Solomon, David’s son, was called to lead God’s people in faithfulness. He was only faithful in serving himself. With this spiritual adultery in view, God promised to hand over Solomon’s kingdom to one of his servants. Scripture names Jeroboam the son of Nebat as this servant (1 Kings 11:11, 26).
God tore the kingdom from Solomon and gave it to Jeroboam, with the exception of the tribe of Judah. Jeroboam thus ruled what came to be known as the Northern Kingdom comprising the 10 other tribes, or simply called Israel. But Jeroboam soon revealed that he was not like David at all. He was an evil king, who led God’s people into spiritual disaster.
What did Jeroboam do that was so vile, so wicked? He was not content with what God had given to him, or the conditional promise that God had made to him should Jeroboam remain faithful. Jeroboam went beyond Scripture. He ignored the word of God and as always happens when men presume themselves wiser than God, it led to his ruin.
Jeroboam made two golden calves. If you remember the story of Moses and the Exodus than you remember how the nation of Israel was almost destroyed immediately following their departure from Egypt because they worshiped God through golden calves. Jeroboam was not content to simply make one, he created two! He encouraged the people to worship them. He directed Israel away from Jerusalem. He built temples unsanctioned by God. He appointed a priesthood unsanctioned by God. He invented feast days unsanctioned. by God. So, God cursed him.
We so often think that worship is about us: our preferences, our traditions, our expectations, our satisfaction. We are reminded in this cautionary tragedy that God is not seeking creative worship. Jeroboam was thoroughly creative. He adapted himself to be welcomed by the surrounding culture. But what he was not faithful. Worship is chiefly focused on God. It is to be as God desires, and in the method God has decreed. When we depart from these things, we are no better than Jeroboam.

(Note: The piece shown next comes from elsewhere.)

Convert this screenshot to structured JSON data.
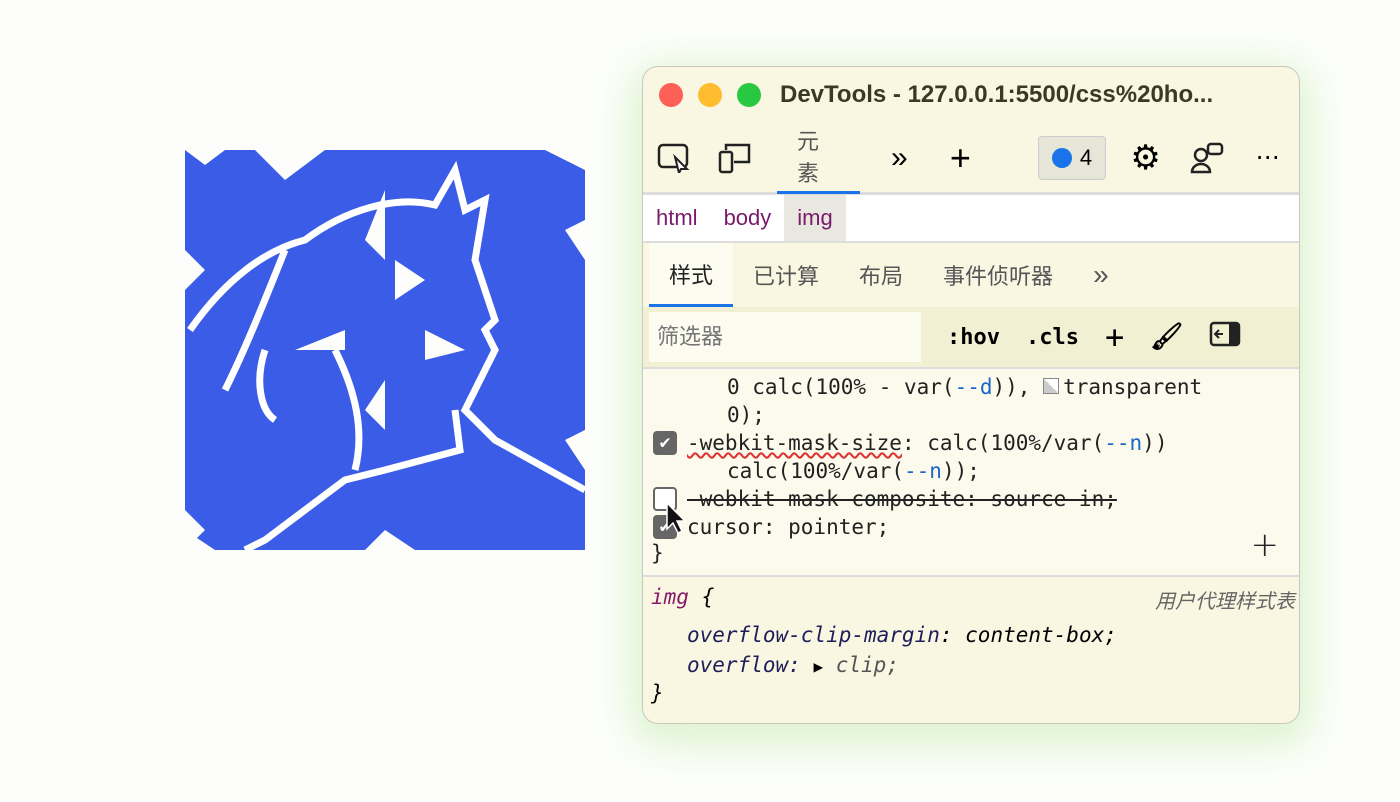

Why mention this? Today we have all sorts of worship available limited only by a church’s budget, and the insatiable itch of the malcontents filling pulpits the Spirit left long ago. God is supremely concerned with how He is worshipped. When we wander from His direction, it only leads to our ruin. Jeroboam presumed that he was wiser than God and equally as authoritative. But the second he wandered from God’s Word, his fate in disaster was sealed.
As you may enter a church this Sunday you need to ask yourself, “What are we doing here? Why are we worshipping the way that we are? Does this really please God? Am I merely regurgitating a tradition I’ve received without thought or do I really think that what we are doing pleases God?”
As a Presbyterian committed to the Bible (which is not universal these days) I can’t help but consider the counsel contained in the Westminster Confession of Faith in its chapter on worship. There we read, “the acceptable way of worshiping the true God is instituted by himself, and so limited by his own revealed will, that he may not be worshiped according to the imaginations and devices of men, or the suggestions of Satan, under any visible representation, or any other way not prescribed in the holy Scripture.” (WCF 21.1) May the Lord draw you to consider whether or not your worship this Lord’s Day is God-honoring or not. May the story of Jeroboam be a sober reminder that we are called to “worship the LORD in the beauty of holiness” (Ps. 96:9)